It’s been estimated that employees working for companies that provided same sex benefits, but did not gross up, incurred an average of $1,069 extra taxes per year—possibly more if the partner’s dependents were also included in coverage.
Correcting 2013 wages and PIT for active employees
For active employees, employers should immediately adjust 2013 California PIT taxable wages using one of the methods below:
(1) Refund or credit the overpaid PIT for the previous nine months to affected employees prior to December 31, 2013 and file adjusted quarterly tax returns with the Employment Development Department (EDD)
(2) Don’t refund or credit overpaid PIT for the previous nine months, but inform employees that the law change may result in a California PIT refund on their personal income tax returns.
Regardless of the approach an employer takes, the 2013 Form W-2, box 16 must reflect the correct amount of California taxable wages.
According to an EDD representative, employers must first credit or refund the overwithheld amount to the employee during the current 2013 calendar year. Then, the employer should file Form DE 9ADJ, Quarterly Contribution and Wage Adjustment for each affected quarter to claim a credit or refund of the overpaid amount.
The EDD also recommends that employers require employees to sign a statement indicating that the overwithheld PIT has been credited or refunded.
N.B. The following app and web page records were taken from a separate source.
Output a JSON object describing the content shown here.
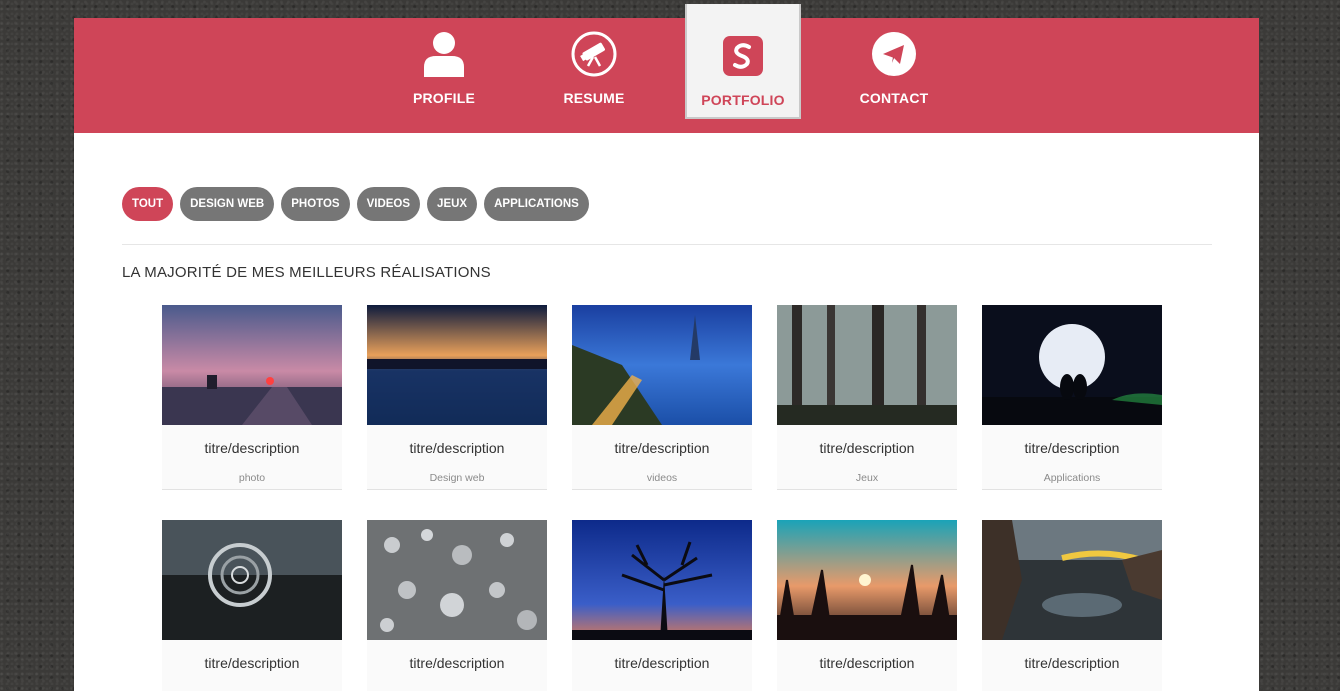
{
  "nav": {
    "items": [
      {
        "label": "PROFILE",
        "icon": "user-icon"
      },
      {
        "label": "RESUME",
        "icon": "telescope-icon"
      },
      {
        "label": "PORTFOLIO",
        "icon": "portfolio-logo-icon",
        "active": true
      },
      {
        "label": "CONTACT",
        "icon": "paper-plane-icon"
      }
    ]
  },
  "filters": [
    "TOUT",
    "DESIGN WEB",
    "PHOTOS",
    "VIDEOS",
    "JEUX",
    "APPLICATIONS"
  ],
  "active_filter": "TOUT",
  "section_title": "LA MAJORITÉ DE MES MEILLEURS RÉALISATIONS",
  "items": [
    {
      "title": "titre/description",
      "category": "photo"
    },
    {
      "title": "titre/description",
      "category": "Design web"
    },
    {
      "title": "titre/description",
      "category": "videos"
    },
    {
      "title": "titre/description",
      "category": "Jeux"
    },
    {
      "title": "titre/description",
      "category": "Applications"
    },
    {
      "title": "titre/description",
      "category": ""
    },
    {
      "title": "titre/description",
      "category": ""
    },
    {
      "title": "titre/description",
      "category": ""
    },
    {
      "title": "titre/description",
      "category": ""
    },
    {
      "title": "titre/description",
      "category": ""
    }
  ],
  "colors": {
    "accent": "#cf4558",
    "pill": "#767676",
    "background": "#3b3a38"
  }
}
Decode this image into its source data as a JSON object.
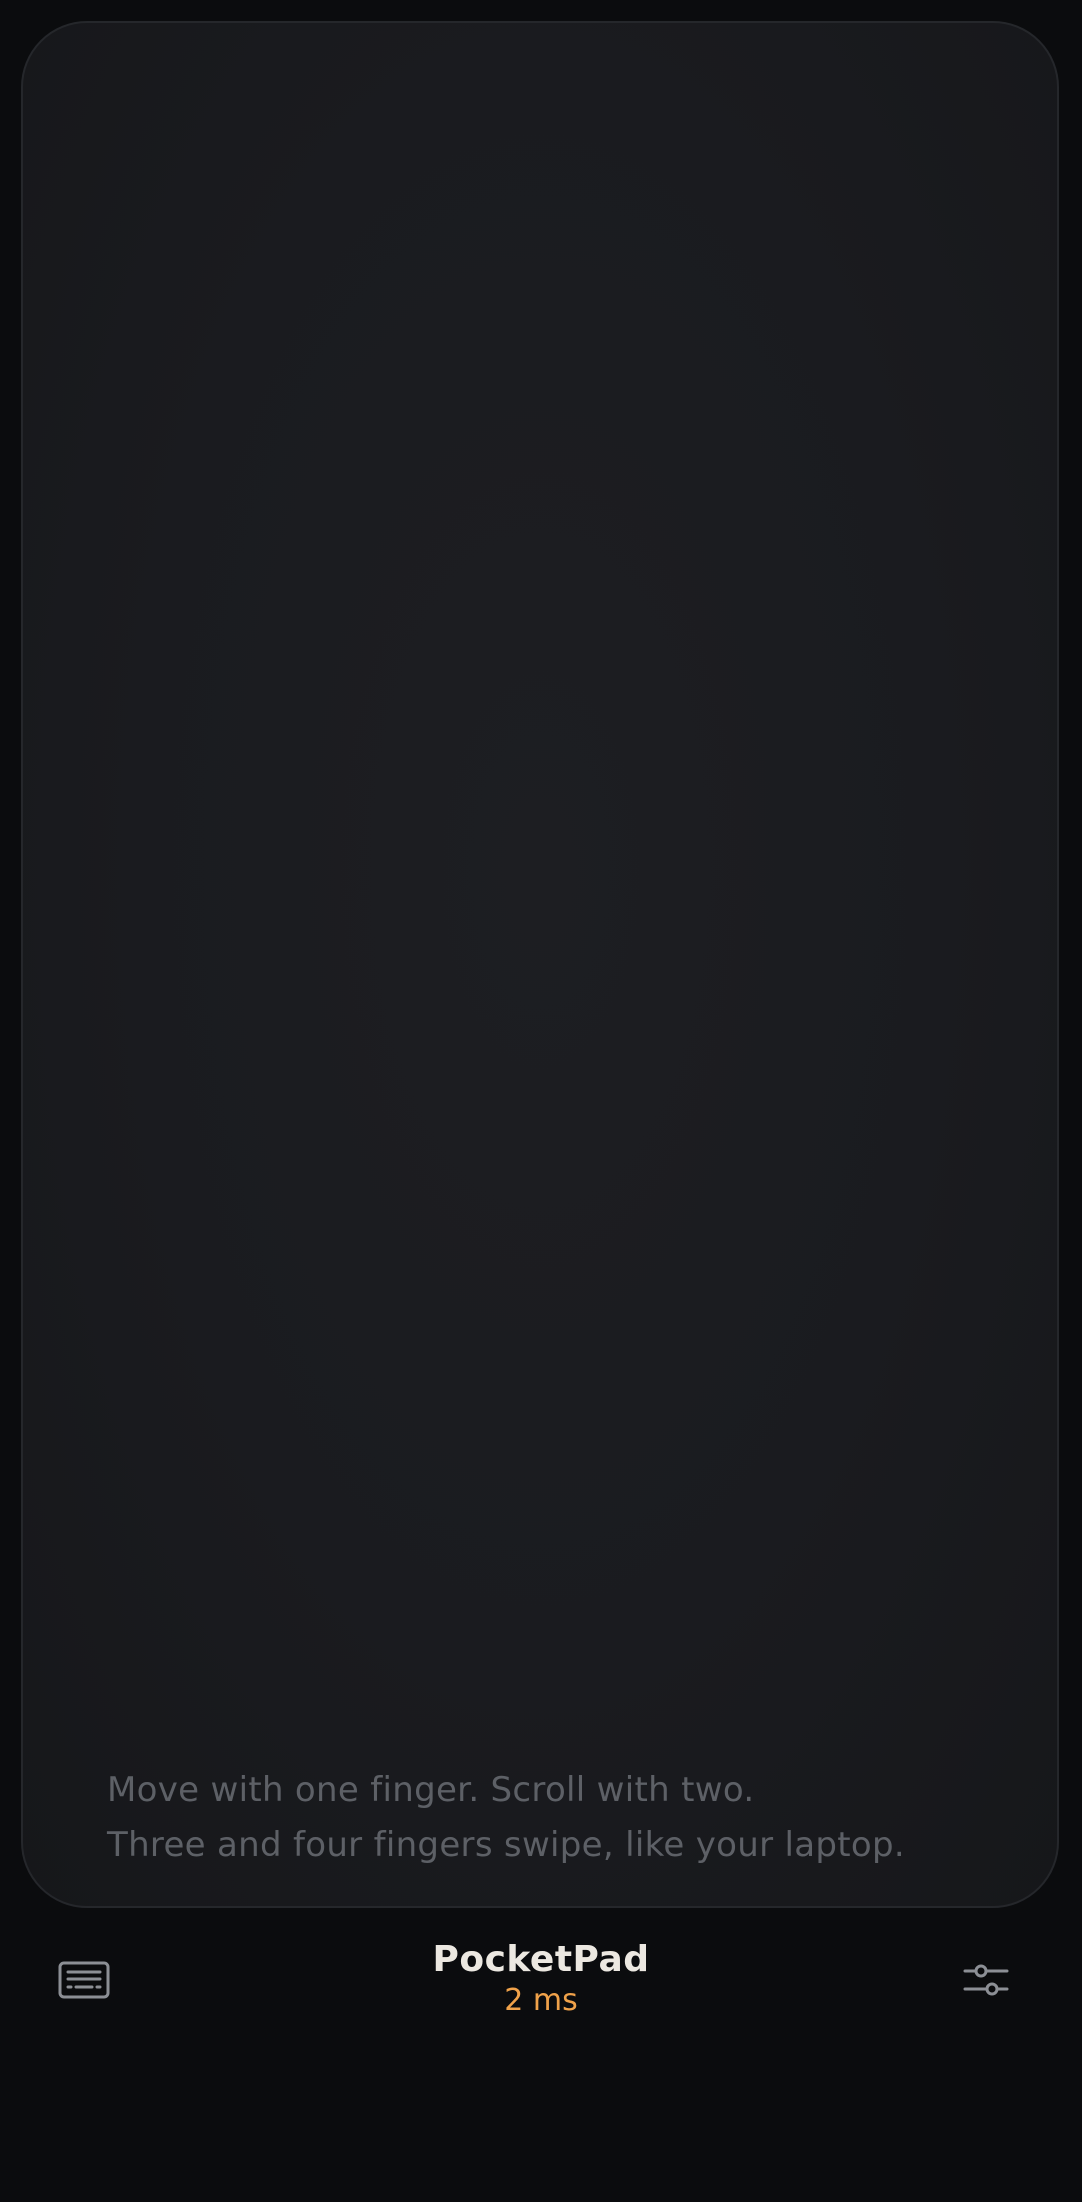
{
  "trackpad": {
    "hint_line_1": "Move with one finger. Scroll with two.",
    "hint_line_2": "Three and four fingers swipe, like your laptop."
  },
  "footer": {
    "app_title": "PocketPad",
    "latency": "2 ms",
    "keyboard_icon": "keyboard-icon",
    "settings_icon": "sliders-icon"
  },
  "colors": {
    "background": "#0b0c0e",
    "surface": "#1a1b1f",
    "accent": "#f0a24a",
    "title": "#ece8e1",
    "hint_text": "#5d6066",
    "icon": "#8c8f95"
  }
}
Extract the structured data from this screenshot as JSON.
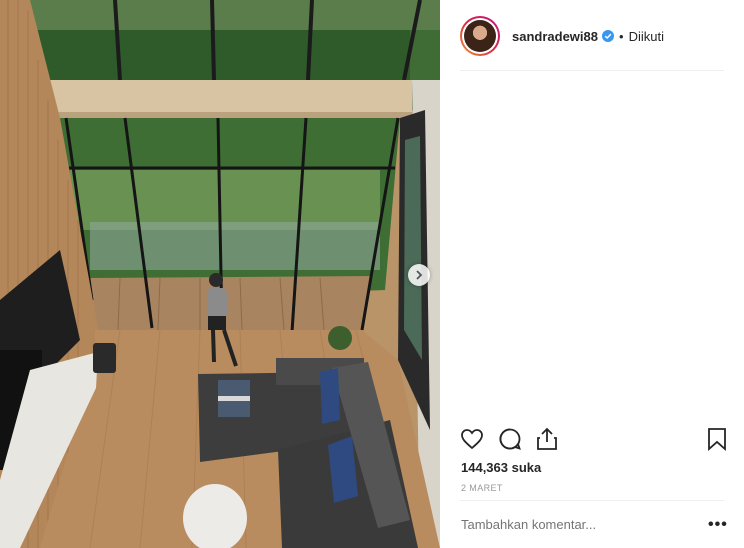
{
  "post": {
    "username": "sandradewi88",
    "separator": "•",
    "follow_status": "Diikuti",
    "likes": "144,363 suka",
    "date": "2 MARET",
    "comment_placeholder": "Tambahkan komentar...",
    "more_options": "•••"
  },
  "icons": {
    "verified": "verified-badge-icon",
    "like": "heart-icon",
    "comment": "comment-icon",
    "share": "share-icon",
    "save": "bookmark-icon",
    "next": "chevron-right-icon"
  },
  "colors": {
    "verified_blue": "#3897f0",
    "text": "#262626",
    "muted": "#999999"
  }
}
The employer must complete box 2 of the Form DE 9ADJ indicating that the overpaid amount has been refunded to the employee and that the amount to be credited will not be reflected on the Form W-2.
Form DE 9ADJ can be found at http://www.edd.ca.gov/pdf_pub_ctr/de9adj.pdf.
Correcting 2013 wages and PIT for terminated employees
According to the Form DE 9ADJ instructions, an employer may claim a credit or refund of PIT overwithheld from an employee’s wages when the excess amount is credited or refunded to the employee during the same calendar year and the excess amount is not shown on the Form W-2 issued to the employee.
An employer that has already issued the 2013 Form W-2 to employees should not refund the PIT overwithholding nor change the PIT withholding amount on the Form W-2.
The employee will receive a credit when the California Resident Income Tax Return (Form 540) is filed with the California Franchise Tax Board.
Employers must adjust the California state wages for calendar year 2013 on Form W-2 (box 16).
Ernst & Young LLP insights
Employers should be aware that the law applies only to California gross income, and does not affect the rules applicable to taxes imposed under other laws, or in other jurisdictions.
Employers that gross up domestic partner benefits and reimburse employees for the additional federal income tax incurred due to coverage of a domestic partner must still include these amounts as federal taxable wages on Form W-2.
Federal legislation has been introduced for consideration that would extend the definition of marriage to include individuals and their dependents who are a member of a registered domestic partnership, civil union, or similar arrangement recognized under state law. (SB 729/HR 2499, the Tax Parity for Health Plan Beneficiaries Act of 2013)